■ EXERCISE REQUIREMENTS
Copy each line below containing "Theory".

Records contained in a dataset:

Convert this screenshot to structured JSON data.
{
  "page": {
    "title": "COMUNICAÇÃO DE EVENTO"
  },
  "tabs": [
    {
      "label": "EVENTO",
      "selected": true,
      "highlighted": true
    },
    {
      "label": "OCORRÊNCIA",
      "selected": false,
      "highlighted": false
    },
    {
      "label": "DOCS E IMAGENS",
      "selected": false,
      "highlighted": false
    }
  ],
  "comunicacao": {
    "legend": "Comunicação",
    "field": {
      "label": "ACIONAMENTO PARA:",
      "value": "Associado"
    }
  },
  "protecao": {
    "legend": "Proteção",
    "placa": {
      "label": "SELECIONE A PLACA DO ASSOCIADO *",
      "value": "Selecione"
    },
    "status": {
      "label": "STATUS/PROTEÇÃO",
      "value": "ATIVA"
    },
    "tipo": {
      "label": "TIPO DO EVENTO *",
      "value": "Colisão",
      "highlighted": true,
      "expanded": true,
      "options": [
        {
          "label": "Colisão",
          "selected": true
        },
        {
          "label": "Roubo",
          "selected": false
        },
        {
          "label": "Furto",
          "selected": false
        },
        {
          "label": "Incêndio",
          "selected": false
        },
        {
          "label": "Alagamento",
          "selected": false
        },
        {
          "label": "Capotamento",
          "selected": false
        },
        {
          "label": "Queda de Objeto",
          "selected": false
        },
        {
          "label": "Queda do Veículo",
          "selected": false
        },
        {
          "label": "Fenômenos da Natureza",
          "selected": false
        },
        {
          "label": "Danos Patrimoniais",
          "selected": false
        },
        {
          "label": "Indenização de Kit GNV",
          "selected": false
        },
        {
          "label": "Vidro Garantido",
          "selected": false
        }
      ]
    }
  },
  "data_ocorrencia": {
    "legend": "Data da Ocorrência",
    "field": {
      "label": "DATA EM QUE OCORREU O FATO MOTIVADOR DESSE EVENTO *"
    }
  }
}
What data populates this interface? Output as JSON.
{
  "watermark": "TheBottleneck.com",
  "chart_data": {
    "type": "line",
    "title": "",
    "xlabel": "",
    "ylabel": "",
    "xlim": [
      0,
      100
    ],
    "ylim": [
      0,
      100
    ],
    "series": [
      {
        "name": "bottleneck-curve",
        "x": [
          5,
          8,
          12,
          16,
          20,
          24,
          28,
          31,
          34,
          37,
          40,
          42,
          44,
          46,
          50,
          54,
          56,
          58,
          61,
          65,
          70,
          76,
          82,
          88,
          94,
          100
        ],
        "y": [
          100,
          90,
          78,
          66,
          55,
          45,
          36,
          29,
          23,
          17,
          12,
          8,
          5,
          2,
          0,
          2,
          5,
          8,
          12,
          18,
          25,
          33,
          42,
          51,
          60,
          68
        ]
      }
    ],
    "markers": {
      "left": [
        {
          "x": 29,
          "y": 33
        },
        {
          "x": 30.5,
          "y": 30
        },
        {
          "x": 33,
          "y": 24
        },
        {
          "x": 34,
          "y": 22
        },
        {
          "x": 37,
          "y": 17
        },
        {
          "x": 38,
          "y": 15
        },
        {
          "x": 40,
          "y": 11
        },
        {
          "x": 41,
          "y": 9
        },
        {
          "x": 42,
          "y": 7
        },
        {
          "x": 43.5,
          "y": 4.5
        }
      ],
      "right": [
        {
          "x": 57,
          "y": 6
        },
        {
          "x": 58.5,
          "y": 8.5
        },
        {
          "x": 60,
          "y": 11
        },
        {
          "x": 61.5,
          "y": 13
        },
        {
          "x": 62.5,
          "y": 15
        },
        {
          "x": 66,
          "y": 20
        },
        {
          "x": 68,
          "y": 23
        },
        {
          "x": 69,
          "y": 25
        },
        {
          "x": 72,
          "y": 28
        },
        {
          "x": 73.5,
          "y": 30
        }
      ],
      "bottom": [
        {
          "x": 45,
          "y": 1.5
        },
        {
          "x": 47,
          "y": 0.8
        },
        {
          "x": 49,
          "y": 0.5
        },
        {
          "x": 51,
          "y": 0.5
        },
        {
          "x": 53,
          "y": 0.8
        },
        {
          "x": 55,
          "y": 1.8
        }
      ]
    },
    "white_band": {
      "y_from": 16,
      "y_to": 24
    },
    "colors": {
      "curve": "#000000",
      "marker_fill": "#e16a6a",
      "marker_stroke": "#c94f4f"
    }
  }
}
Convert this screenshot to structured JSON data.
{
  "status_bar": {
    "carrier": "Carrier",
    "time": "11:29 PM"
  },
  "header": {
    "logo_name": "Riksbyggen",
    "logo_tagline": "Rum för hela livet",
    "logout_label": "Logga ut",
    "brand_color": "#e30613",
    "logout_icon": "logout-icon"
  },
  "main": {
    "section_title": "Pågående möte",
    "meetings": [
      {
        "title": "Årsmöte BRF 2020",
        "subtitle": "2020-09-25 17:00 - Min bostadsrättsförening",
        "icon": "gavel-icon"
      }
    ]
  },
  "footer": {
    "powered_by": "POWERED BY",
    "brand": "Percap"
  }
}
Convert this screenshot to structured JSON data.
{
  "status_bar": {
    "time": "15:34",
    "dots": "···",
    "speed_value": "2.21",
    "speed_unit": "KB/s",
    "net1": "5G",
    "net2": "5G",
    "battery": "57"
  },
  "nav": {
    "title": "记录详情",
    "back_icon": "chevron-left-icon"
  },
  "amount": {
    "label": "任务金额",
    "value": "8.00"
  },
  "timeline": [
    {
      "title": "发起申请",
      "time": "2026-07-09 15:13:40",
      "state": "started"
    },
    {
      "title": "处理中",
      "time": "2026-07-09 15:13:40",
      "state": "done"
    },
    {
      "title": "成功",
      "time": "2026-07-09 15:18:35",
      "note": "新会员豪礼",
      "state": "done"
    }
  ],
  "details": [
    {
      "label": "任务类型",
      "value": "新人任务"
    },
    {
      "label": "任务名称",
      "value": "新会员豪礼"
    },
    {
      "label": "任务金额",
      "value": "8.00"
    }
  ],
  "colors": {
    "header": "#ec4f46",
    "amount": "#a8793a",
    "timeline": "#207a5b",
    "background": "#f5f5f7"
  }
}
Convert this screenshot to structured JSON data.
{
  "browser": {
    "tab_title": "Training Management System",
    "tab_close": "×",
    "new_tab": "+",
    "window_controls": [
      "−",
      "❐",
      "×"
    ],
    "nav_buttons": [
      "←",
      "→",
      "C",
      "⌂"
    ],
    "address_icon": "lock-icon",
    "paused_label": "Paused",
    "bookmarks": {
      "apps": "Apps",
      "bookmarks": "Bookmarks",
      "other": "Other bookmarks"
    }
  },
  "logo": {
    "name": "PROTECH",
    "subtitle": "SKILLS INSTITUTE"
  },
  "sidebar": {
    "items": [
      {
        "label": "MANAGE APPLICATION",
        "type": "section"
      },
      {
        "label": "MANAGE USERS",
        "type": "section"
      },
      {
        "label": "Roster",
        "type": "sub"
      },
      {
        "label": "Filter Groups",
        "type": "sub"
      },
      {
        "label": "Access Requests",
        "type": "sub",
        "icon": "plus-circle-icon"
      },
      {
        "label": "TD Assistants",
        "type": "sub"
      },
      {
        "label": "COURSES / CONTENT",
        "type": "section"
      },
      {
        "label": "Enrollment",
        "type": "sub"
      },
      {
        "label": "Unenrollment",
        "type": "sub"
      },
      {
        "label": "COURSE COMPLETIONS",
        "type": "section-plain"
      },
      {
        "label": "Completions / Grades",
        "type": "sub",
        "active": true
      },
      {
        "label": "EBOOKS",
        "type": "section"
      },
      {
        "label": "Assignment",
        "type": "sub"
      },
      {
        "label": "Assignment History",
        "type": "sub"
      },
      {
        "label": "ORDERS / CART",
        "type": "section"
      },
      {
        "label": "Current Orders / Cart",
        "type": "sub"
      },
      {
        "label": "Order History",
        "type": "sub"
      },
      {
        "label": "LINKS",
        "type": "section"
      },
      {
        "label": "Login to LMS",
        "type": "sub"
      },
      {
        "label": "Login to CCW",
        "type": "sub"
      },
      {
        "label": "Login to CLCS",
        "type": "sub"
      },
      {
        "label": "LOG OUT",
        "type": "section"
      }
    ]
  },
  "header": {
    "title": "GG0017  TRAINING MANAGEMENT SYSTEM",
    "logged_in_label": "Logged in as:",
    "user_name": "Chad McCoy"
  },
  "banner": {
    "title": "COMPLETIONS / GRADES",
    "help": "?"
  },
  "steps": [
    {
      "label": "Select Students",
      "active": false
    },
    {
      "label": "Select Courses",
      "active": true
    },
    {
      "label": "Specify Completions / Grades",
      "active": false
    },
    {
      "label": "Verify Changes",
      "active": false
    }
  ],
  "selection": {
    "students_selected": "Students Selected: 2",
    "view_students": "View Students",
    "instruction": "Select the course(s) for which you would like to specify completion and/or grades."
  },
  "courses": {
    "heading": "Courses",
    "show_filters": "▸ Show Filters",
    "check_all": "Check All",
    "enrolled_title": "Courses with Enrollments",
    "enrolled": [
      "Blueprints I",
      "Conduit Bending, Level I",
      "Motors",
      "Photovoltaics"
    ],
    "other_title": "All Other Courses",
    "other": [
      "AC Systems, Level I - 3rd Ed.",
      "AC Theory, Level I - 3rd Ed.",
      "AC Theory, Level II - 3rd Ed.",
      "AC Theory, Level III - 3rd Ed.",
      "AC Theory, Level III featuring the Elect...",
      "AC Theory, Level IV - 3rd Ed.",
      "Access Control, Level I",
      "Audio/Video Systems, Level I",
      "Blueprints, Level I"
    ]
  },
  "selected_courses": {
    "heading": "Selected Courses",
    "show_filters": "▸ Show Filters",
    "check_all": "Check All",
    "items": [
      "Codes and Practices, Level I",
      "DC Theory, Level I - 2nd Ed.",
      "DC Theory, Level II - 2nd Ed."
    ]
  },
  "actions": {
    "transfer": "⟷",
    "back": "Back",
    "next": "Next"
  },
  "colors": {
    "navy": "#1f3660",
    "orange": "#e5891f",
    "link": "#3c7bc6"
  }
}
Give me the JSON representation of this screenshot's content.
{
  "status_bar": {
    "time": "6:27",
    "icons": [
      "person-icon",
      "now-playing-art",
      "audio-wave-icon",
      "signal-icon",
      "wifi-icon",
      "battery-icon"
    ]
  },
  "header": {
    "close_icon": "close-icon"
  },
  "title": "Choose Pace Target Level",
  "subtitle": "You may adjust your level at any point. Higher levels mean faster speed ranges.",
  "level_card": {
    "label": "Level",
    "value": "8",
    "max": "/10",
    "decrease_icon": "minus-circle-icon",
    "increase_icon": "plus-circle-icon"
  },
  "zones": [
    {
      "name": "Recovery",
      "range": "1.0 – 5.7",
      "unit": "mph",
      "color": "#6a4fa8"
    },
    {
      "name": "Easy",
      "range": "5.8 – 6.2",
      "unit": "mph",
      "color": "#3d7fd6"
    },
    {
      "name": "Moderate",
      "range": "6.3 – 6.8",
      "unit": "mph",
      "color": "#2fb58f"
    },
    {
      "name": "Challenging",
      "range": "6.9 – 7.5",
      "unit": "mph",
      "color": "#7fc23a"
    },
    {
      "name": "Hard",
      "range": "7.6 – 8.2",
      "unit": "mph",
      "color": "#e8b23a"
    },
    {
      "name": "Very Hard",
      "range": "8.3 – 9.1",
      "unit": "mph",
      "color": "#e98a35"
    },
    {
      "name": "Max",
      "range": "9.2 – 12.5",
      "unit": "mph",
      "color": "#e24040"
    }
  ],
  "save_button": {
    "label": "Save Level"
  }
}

■ OUTPUT FOR THIS TASK
      "AC Theory, Level I - 3rd Ed.",
      "AC Theory, Level II - 3rd Ed.",
      "AC Theory, Level III - 3rd Ed.",
      "AC Theory, Level III featuring the Elect...",
      "AC Theory, Level IV - 3rd Ed.",
      "DC Theory, Level I - 2nd Ed.",
      "DC Theory, Level II - 2nd Ed."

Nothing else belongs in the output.